- Land tax relief equal to the value of rent reductions provided by commercial, retail and residential landlords to financially distressed tenants, up to 100 per cent of the 2021 land tax year liability
- No recovery of security bonds, or lockouts or evictions of impacted retail and commercial tenants prior to mediation
- Deferral of gaming tax assessments for clubs until 21 December 2021 and hotels until 21 January 2021
- A $75 million support package for the performing arts sector to be administered by Create NSW
- A support package for the accommodation sector worth $26 million
- $5.1 million in NSW funding to support mental health.
The Australian Small Business and Family Enterprise Ombudsman Bruce Billson has welcomed the additional support to small businesses.
“Of course the small business community needs support from the private sector as well and the banks have led with the re-activation of measures to help small businesses with loan repayments.
“It is critical that other service providers and suppliers, such as landlords and utility companies, follow suit.”
Billson also highlighted the funding for mental health.
“It is vital small business owners know that help is available if they need it. We welcome the Australian Government’s commitment to provide an additional $17 million in funding to crucial mental health support services.”
The Australian Retailers Association has also welcomed the financial assistance.
“It’s clear we will be living with Covid for some time and we are pleased to see a national approach to support measures for extended lockdowns,” Zahra said.
“This will provide small businesses in particular with the confidence they need and will help alleviate some of the mental health pressures staff and business owners confront with extended lockdowns.
National Retailers Association CEO Dominique Lamb said that affected NSW retailers are losing a combined total of $1 billion for each week of lockdown.
“Each week this lockdown continues affected retailers lose a combined $1 billion in sales.
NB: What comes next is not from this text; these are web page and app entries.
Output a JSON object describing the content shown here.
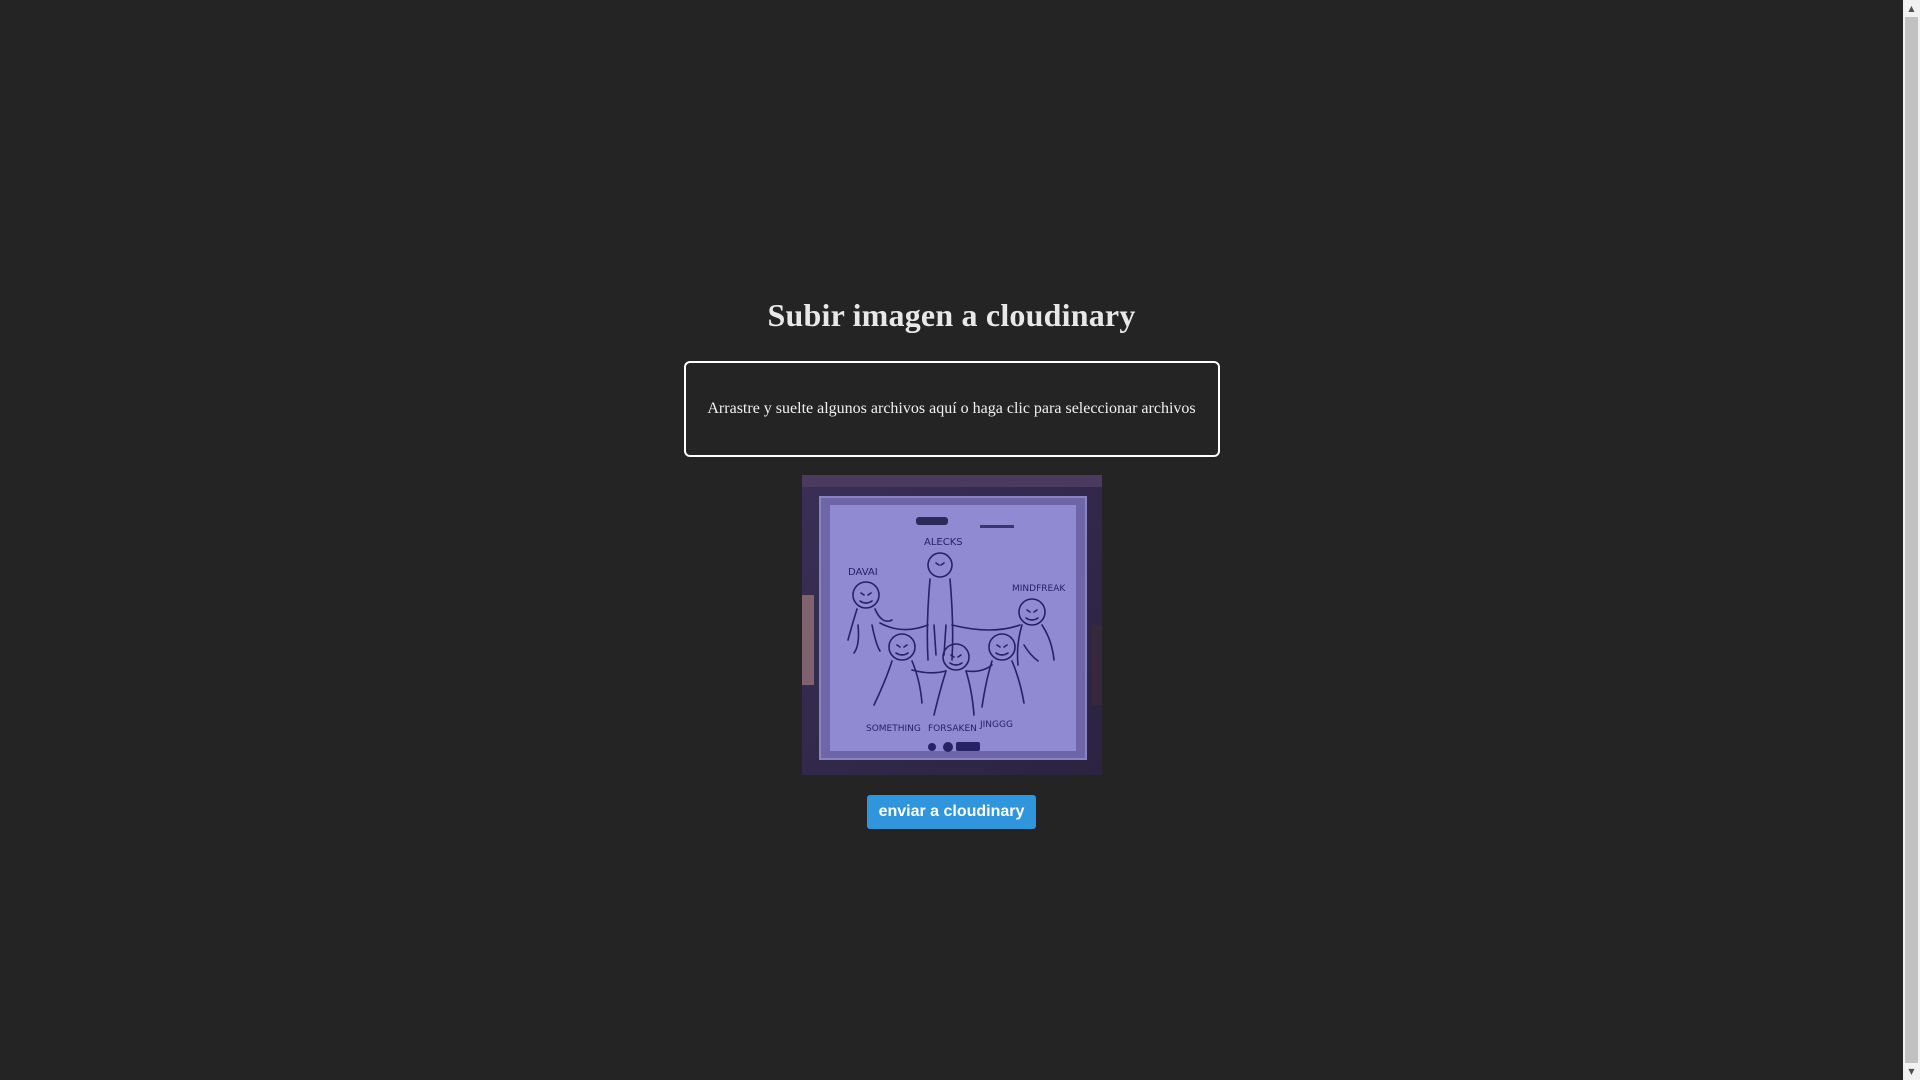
{
  "page": {
    "title": "Subir imagen a cloudinary"
  },
  "dropzone": {
    "text": "Arrastre y suelte algunos archivos aquí o haga clic para seleccionar archivos"
  },
  "preview": {
    "description_icon": "image-preview",
    "labels": [
      "ALECKS",
      "DAVAI",
      "MINDFREAK",
      "SOMETHING",
      "FORSAKEN",
      "JINGGG"
    ]
  },
  "actions": {
    "submit_label": "enviar a cloudinary"
  },
  "colors": {
    "background": "#242424",
    "accent": "#2f95dc",
    "text": "#e8e8e8",
    "border": "#ffffff"
  },
  "scrollbar": {
    "up_icon": "scroll-up-arrow-icon",
    "down_icon": "scroll-down-arrow-icon"
  }
}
Even if restrictions are lifted on July 30, we’re still looking at an accumulated hit of $5 billion plus consumer confidence does not rebound overnight,” she said.
“Until restrictions in these areas can be lifted both the state and federal governments need to closely monitor the economic fallout. This absolutely means that further business assistance may be needed.”